Coming clean: cycling’s watershed moment

Filed under - Sport

Posted 18 January 2013
lead image

Lance Armstrong's admission this week that he cheated during his cycling career will have profound repercussions through the sport that goes far beyond doping. Armstrong painted a picture of a sporting hierarchy that supported a culture of doping, a clear indication of a lack of good governance.

This is a watershed moment for cycling and creates an opportunity for real reform. Although the Armstrong confession does not answer many of the key questions about how cycling is run, it shows the need for a transparent and inclusive reform process to help world cycling build a reputation for honesty and accountability.

The fight against doping may have improved in the past few years as the technology for detecting doping has improved and out-of-competition testing has become more intelligent, but the governance issues at the International Cycling Union (UCI) and within the world of cycling that Armstrong referred to have not been openly addressed.

The UCI must acknowledge that as the lead organisation running cycling it has to take responsibility for the events that have damaged the image of the sport rather than claiming other sports have problems too. The scandals in cycling are by far the most pervasive in sport.

Preparing for change

When UCI established an independent commission to investigate the report by the United States Anti-Doping Agency (USADA) accusing Armstrong of doping, organising and bullying others to dope and of an improper relationship between him and the UCI, Transparency International welcomed the commission and proposed a series of actions to ensure it was both accountable and transparent. The remit of the independent commission, however, does not go far enough.

In addition to the current investigations it should find a way to allow all involved in the sport, past and present, to testify without fear of repercussions and anonymously if necessary. USADA and the World Anti-Doping Agency have so far not agreed to be part of the independent commission process because they have different views on its terms of reference.

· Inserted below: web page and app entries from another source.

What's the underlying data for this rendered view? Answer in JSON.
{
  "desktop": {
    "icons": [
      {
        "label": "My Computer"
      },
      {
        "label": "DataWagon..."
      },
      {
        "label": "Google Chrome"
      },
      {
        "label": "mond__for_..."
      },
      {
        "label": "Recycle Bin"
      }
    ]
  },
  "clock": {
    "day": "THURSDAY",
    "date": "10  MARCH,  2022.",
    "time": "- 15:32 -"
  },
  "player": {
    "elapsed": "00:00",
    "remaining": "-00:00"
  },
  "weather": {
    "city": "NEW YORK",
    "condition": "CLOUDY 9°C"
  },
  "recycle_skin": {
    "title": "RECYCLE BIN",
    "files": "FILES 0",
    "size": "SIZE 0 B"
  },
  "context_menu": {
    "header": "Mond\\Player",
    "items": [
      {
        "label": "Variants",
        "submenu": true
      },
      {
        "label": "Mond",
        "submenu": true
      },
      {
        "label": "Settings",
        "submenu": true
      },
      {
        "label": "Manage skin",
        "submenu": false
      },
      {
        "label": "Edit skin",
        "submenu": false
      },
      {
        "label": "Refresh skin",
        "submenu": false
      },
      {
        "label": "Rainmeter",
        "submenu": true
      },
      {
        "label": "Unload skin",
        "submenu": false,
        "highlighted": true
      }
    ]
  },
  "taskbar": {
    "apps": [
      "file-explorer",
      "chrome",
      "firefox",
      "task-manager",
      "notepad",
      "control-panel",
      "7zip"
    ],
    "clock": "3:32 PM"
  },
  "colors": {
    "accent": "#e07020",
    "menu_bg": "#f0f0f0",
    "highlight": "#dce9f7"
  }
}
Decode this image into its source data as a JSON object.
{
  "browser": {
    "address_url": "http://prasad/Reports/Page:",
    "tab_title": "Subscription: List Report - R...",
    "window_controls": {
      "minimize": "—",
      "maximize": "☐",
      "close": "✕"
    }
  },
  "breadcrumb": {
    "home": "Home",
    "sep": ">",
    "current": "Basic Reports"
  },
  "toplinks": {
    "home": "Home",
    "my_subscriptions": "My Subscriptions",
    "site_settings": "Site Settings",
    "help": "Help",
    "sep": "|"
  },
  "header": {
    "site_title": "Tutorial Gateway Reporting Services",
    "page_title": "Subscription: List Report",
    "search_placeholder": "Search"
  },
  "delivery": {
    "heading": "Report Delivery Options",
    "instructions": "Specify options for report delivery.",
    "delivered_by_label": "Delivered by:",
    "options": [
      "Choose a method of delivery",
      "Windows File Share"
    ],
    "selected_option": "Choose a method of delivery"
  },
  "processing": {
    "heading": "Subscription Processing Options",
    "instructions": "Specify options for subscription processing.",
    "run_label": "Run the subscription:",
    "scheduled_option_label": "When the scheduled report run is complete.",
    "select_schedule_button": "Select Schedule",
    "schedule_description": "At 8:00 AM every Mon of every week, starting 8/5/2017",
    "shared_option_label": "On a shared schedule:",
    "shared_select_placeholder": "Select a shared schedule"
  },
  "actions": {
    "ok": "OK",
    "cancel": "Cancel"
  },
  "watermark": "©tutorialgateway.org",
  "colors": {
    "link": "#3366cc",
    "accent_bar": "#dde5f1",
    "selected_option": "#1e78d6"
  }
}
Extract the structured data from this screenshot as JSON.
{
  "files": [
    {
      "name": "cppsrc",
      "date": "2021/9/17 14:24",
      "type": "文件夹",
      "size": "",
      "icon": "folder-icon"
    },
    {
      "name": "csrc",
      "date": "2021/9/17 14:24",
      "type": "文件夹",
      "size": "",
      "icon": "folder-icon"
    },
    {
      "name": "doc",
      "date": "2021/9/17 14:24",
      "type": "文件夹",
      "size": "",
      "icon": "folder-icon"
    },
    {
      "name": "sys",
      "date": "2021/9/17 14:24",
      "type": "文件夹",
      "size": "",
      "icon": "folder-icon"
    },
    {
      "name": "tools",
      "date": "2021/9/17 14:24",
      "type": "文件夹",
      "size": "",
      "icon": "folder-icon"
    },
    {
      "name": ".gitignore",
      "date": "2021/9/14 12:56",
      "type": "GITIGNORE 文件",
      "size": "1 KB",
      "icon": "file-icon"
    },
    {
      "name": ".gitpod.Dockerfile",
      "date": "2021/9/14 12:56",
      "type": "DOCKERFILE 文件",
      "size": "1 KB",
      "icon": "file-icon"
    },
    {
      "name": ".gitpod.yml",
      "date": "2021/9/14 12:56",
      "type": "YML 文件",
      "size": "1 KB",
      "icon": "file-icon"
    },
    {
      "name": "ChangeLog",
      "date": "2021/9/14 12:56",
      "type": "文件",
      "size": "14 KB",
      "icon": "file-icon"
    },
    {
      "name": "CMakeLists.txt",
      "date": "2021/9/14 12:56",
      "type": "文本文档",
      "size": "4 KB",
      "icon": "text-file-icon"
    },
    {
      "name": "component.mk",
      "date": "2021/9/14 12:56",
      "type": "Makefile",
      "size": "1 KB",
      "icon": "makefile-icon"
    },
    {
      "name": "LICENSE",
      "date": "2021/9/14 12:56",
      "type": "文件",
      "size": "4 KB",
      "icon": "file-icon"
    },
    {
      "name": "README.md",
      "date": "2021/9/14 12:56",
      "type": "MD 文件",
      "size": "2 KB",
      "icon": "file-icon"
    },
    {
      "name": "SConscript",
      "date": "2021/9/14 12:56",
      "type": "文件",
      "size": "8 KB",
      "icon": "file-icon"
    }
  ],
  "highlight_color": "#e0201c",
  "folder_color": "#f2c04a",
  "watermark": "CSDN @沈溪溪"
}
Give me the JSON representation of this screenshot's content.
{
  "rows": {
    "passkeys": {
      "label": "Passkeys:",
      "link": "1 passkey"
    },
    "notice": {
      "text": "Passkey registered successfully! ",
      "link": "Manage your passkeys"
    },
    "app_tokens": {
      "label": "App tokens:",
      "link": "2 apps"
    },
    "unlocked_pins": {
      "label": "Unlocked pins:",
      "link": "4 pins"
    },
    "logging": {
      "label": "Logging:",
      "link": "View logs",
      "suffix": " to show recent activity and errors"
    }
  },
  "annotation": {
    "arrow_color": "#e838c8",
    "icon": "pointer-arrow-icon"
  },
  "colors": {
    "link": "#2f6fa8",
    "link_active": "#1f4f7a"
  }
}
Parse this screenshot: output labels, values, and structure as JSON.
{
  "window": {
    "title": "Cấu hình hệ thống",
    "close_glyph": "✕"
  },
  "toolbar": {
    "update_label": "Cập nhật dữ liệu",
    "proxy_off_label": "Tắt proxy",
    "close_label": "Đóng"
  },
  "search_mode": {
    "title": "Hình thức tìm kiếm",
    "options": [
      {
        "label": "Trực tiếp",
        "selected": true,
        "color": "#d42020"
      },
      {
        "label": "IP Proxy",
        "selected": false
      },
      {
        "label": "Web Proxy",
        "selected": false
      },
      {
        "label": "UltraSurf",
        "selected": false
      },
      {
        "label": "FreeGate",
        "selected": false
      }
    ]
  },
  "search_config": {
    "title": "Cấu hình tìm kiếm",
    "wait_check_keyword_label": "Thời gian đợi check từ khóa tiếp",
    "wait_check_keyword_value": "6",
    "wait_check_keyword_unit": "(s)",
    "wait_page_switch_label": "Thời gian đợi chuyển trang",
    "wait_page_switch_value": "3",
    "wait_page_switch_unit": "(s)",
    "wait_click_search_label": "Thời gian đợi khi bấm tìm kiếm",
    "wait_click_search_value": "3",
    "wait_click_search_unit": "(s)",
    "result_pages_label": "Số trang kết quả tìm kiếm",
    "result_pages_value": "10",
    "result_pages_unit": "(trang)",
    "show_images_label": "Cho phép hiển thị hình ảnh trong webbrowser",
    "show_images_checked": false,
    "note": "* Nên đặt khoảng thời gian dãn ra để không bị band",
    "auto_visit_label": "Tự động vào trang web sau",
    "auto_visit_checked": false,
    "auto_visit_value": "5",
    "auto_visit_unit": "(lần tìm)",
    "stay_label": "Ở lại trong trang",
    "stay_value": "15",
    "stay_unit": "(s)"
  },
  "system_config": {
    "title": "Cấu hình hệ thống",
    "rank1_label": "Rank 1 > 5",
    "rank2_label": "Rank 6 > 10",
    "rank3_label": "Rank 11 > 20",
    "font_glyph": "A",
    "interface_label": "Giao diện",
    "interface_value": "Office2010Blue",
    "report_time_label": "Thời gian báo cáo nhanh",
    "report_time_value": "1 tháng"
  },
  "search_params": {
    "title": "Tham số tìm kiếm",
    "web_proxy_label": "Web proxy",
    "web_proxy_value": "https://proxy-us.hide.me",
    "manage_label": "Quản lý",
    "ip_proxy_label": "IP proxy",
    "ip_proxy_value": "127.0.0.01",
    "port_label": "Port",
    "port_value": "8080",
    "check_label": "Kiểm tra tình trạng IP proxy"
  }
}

These differences should be resolved so that an inclusive approach involving all the key players in cycling can agree on the scope of the investigations, including a truth and reconciliation process, which results in recommendations that apply to the sport as a whole. This is will not be easy within the current deadline for delivering a report in June and before the UCI congress elects the management committee in September. Nevertheless, the commission should take as much time as possible to conduct its business thoroughly and professionally.

Cycling is a popular sport with millions of amateurs and thousands of professionals participating every day. Those running the sport have an opportunity to repair the damage to its image and rebuild trust by operating transparently. Armstrong said he would be the first to participate in a truth and reconciliation commission. This can and should happen.

Press contact(s):

Chris Sanders
Manager, Media and Public Relations
press@transparency.org
+49 30 3438 20 666

Country / Territory - Switzerland   |   United States   
Region - Global   |   Americas   |   Europe and Central Asia   
Language(s) - English   
Topic - Governance   |   Sport   
Tags - Good governance   |   Cycling   |   Lance Armstrong   |   Anti-doping   |   USADA   |   International Cycling Union   |   World Anti-Doping Agency   

By leaving a comment, you acknowledge the terms of use for our comments board.

Stay informed

Related news

13
Nov
2014

Transparency International calls for full publication of World Cup investigation

Transparency International says FIFA’s handling of the investigation into the bidding for the World Cups in 2018 and 2022 is flawed and incomplete.

21
Oct
2014

Transparency International calls for FIFA to publish World Cup investigation

Transparency International calls on FIFA to publish its investigation into the 2018 and 2022 football World Cup awarding process. If there is ...

Sport and Corruption: Game on!

Sport should be about integrity, not corruption. Here’s how to make that happen.

Related publications

Publication cover image

Working Paper 2 / 2014: Corruption and sport: building integrity to prevent abuses

Sport is a global phenomenon engaging billions of people and generating annual revenues of more than US$ 145 billion. But corruption and challenges ...

Working paper published – Sep 2014

Publication cover image

Staying on side: how to stop match-fixing

Through our Staying on Side project, anti-corruption experts and professional football league representatives joined with experts in gambling ...

Report published – Aug 2014